PROVIDED RECORDS section start
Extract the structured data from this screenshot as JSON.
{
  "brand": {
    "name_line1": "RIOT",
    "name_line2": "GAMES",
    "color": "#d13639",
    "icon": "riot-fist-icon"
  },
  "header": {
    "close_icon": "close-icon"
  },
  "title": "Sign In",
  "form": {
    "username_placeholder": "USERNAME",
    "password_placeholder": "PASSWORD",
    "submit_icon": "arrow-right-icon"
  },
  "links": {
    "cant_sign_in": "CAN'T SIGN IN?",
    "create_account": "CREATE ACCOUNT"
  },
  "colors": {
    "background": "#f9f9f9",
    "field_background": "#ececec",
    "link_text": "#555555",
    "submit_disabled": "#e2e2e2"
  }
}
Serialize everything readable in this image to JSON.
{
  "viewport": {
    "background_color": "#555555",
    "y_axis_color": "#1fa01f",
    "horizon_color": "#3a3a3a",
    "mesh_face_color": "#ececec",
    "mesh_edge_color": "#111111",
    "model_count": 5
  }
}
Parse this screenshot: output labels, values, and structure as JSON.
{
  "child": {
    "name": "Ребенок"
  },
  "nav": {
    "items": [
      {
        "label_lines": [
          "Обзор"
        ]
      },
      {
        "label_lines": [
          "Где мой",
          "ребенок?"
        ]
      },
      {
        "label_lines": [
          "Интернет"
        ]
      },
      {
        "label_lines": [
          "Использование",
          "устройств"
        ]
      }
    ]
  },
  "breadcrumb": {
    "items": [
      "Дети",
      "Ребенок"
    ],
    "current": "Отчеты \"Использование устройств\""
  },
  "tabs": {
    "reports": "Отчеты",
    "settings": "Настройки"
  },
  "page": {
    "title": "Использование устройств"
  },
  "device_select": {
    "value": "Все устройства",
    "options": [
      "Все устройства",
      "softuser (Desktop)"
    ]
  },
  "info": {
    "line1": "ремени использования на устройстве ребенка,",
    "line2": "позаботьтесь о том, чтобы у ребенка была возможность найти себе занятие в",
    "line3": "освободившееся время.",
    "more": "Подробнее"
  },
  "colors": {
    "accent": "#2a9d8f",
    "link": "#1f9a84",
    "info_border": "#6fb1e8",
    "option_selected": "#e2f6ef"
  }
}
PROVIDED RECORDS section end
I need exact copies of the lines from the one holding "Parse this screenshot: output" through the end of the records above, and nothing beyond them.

Parse this screenshot: output labels, values, and structure as JSON.
{
  "child": {
    "name": "Ребенок"
  },
  "nav": {
    "items": [
      {
        "label_lines": [
          "Обзор"
        ]
      },
      {
        "label_lines": [
          "Где мой",
          "ребенок?"
        ]
      },
      {
        "label_lines": [
          "Интернет"
        ]
      },
      {
        "label_lines": [
          "Использование",
          "устройств"
        ]
      }
    ]
  },
  "breadcrumb": {
    "items": [
      "Дети",
      "Ребенок"
    ],
    "current": "Отчеты \"Использование устройств\""
  },
  "tabs": {
    "reports": "Отчеты",
    "settings": "Настройки"
  },
  "page": {
    "title": "Использование устройств"
  },
  "device_select": {
    "value": "Все устройства",
    "options": [
      "Все устройства",
      "softuser (Desktop)"
    ]
  },
  "info": {
    "line1": "ремени использования на устройстве ребенка,",
    "line2": "позаботьтесь о том, чтобы у ребенка была возможность найти себе занятие в",
    "line3": "освободившееся время.",
    "more": "Подробнее"
  },
  "colors": {
    "accent": "#2a9d8f",
    "link": "#1f9a84",
    "info_border": "#6fb1e8",
    "option_selected": "#e2f6ef"
  }
}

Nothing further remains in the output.